- 2 tbsp sugar cup sugar (divided)
- 1 tbsp yeast
- 1 1/4 cup flour
- 3/4 cup whole wheat flour
- 1 tsp salt
- 1 egg, lightly beaten
- 3 tbsp vegetable oil
- In a small bowl, mix together water and buttermilk. Heat in the microwave for 30 seconds to a minute, or until the liquid is warm to the touch. Stir in 1 tbsp of the sugar until completely dissolved. Then stir in the yeast. Let stand for 10 minutes until yeast has fully bloomed and is foamy on top.
- Meanwhile, mix together flours, salt, and the rest of sugar. When yeast is ready, pour yeast mixture into flour, then add about 3/4 of the whisked egg (saving some for the egg wash), and the vegetable oil.
- Mix together until everything is completely incorporated. Then, using the dough hook attachment to a stand mixer, knead the dough for about 5 minutes, until dough is slightly sticky and springs back. If the dough is too wet, add more flour 1 tbsp at a time.
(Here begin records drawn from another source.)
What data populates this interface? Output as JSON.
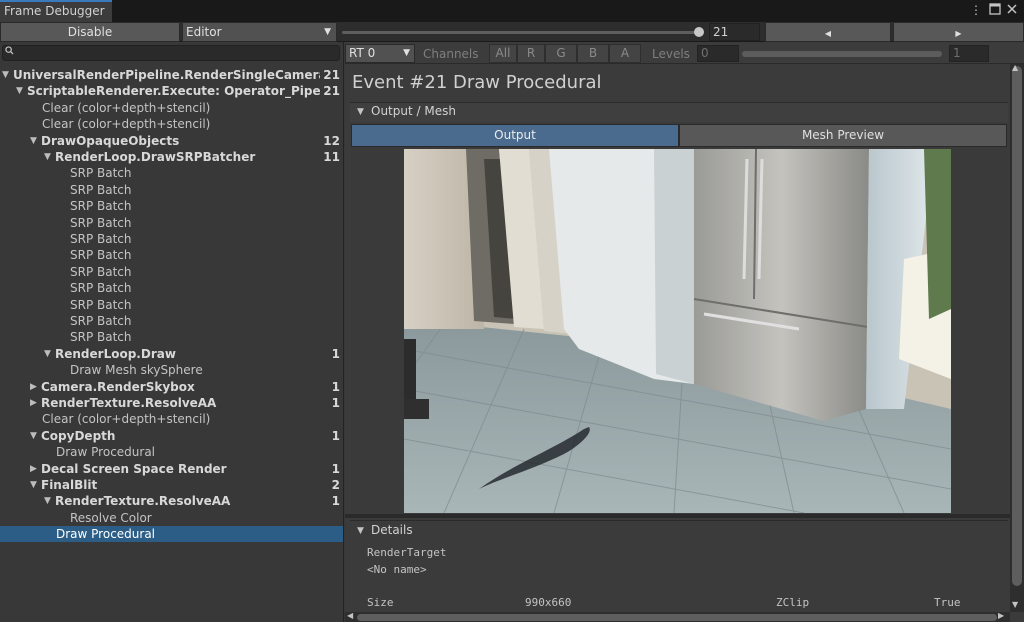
{
  "window": {
    "tab_label": "Frame Debugger",
    "more_icon": "kebab-icon",
    "maximize_icon": "maximize-icon",
    "close_icon": "close-icon"
  },
  "toolbar": {
    "disable_label": "Disable",
    "target_value": "Editor",
    "event_index": "21",
    "event_slider_fraction": 1.0,
    "prev_icon": "◀",
    "next_icon": "▶"
  },
  "search": {
    "value": "",
    "icon": "search-icon"
  },
  "tree": [
    {
      "label": "UniversalRenderPipeline.RenderSingleCameraInterr",
      "count": "21",
      "depth": 0,
      "arrow": "down",
      "bold": true
    },
    {
      "label": "ScriptableRenderer.Execute: Operator_PipelineA:",
      "count": "21",
      "depth": 1,
      "arrow": "down",
      "bold": true
    },
    {
      "label": "Clear (color+depth+stencil)",
      "count": "",
      "depth": 2,
      "arrow": "",
      "bold": false
    },
    {
      "label": "Clear (color+depth+stencil)",
      "count": "",
      "depth": 2,
      "arrow": "",
      "bold": false
    },
    {
      "label": "DrawOpaqueObjects",
      "count": "12",
      "depth": 2,
      "arrow": "down",
      "bold": true
    },
    {
      "label": "RenderLoop.DrawSRPBatcher",
      "count": "11",
      "depth": 3,
      "arrow": "down",
      "bold": true
    },
    {
      "label": "SRP Batch",
      "count": "",
      "depth": 4,
      "arrow": "",
      "bold": false
    },
    {
      "label": "SRP Batch",
      "count": "",
      "depth": 4,
      "arrow": "",
      "bold": false
    },
    {
      "label": "SRP Batch",
      "count": "",
      "depth": 4,
      "arrow": "",
      "bold": false
    },
    {
      "label": "SRP Batch",
      "count": "",
      "depth": 4,
      "arrow": "",
      "bold": false
    },
    {
      "label": "SRP Batch",
      "count": "",
      "depth": 4,
      "arrow": "",
      "bold": false
    },
    {
      "label": "SRP Batch",
      "count": "",
      "depth": 4,
      "arrow": "",
      "bold": false
    },
    {
      "label": "SRP Batch",
      "count": "",
      "depth": 4,
      "arrow": "",
      "bold": false
    },
    {
      "label": "SRP Batch",
      "count": "",
      "depth": 4,
      "arrow": "",
      "bold": false
    },
    {
      "label": "SRP Batch",
      "count": "",
      "depth": 4,
      "arrow": "",
      "bold": false
    },
    {
      "label": "SRP Batch",
      "count": "",
      "depth": 4,
      "arrow": "",
      "bold": false
    },
    {
      "label": "SRP Batch",
      "count": "",
      "depth": 4,
      "arrow": "",
      "bold": false
    },
    {
      "label": "RenderLoop.Draw",
      "count": "1",
      "depth": 3,
      "arrow": "down",
      "bold": true
    },
    {
      "label": "Draw Mesh skySphere",
      "count": "",
      "depth": 4,
      "arrow": "",
      "bold": false
    },
    {
      "label": "Camera.RenderSkybox",
      "count": "1",
      "depth": 2,
      "arrow": "right",
      "bold": true
    },
    {
      "label": "RenderTexture.ResolveAA",
      "count": "1",
      "depth": 2,
      "arrow": "right",
      "bold": true
    },
    {
      "label": "Clear (color+depth+stencil)",
      "count": "",
      "depth": 2,
      "arrow": "",
      "bold": false
    },
    {
      "label": "CopyDepth",
      "count": "1",
      "depth": 2,
      "arrow": "down",
      "bold": true
    },
    {
      "label": "Draw Procedural",
      "count": "",
      "depth": 3,
      "arrow": "",
      "bold": false
    },
    {
      "label": "Decal Screen Space Render",
      "count": "1",
      "depth": 2,
      "arrow": "right",
      "bold": true
    },
    {
      "label": "FinalBlit",
      "count": "2",
      "depth": 2,
      "arrow": "down",
      "bold": true
    },
    {
      "label": "RenderTexture.ResolveAA",
      "count": "1",
      "depth": 3,
      "arrow": "down",
      "bold": true
    },
    {
      "label": "Resolve Color",
      "count": "",
      "depth": 4,
      "arrow": "",
      "bold": false
    },
    {
      "label": "Draw Procedural",
      "count": "",
      "depth": 3,
      "arrow": "",
      "bold": false,
      "selected": true
    }
  ],
  "render_target": {
    "rt_value": "RT 0",
    "channels_label": "Channels",
    "channels": [
      "All",
      "R",
      "G",
      "B",
      "A"
    ],
    "levels_label": "Levels",
    "levels_min": "0",
    "levels_max": "1"
  },
  "event": {
    "title": "Event #21 Draw Procedural"
  },
  "output_mesh": {
    "section_title": "Output / Mesh",
    "tabs": [
      "Output",
      "Mesh Preview"
    ],
    "active_tab": "Output"
  },
  "details": {
    "section_title": "Details",
    "render_target_label": "RenderTarget",
    "render_target_value": "<No name>",
    "size_label": "Size",
    "size_value": "990x660",
    "zclip_label": "ZClip",
    "zclip_value": "True"
  },
  "colors": {
    "selection": "#2c5d87",
    "active_tab": "#4a6a8e",
    "panel": "#383838",
    "titlebar": "#191919"
  }
}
If dough is too dry, add water 1 tsp at a time.
- Once dough is ready, dump out onto floured surface and divide into 6 equal portions. Roll into balls and place on a baking sheet lined with parchment. Cover with a towel and let rise for 20-30 minutes.
- Meanwhile, preheat oven to 425 degrees. Mix together remaining egg and 2 tsp of water. After dough balls have risen and are approximately the desired size for your buns, brush with egg mixture then sprinkle on sesame seeds.
- Bake for 10-12 minutes until brown on top. Let cool completely before cutting or serving.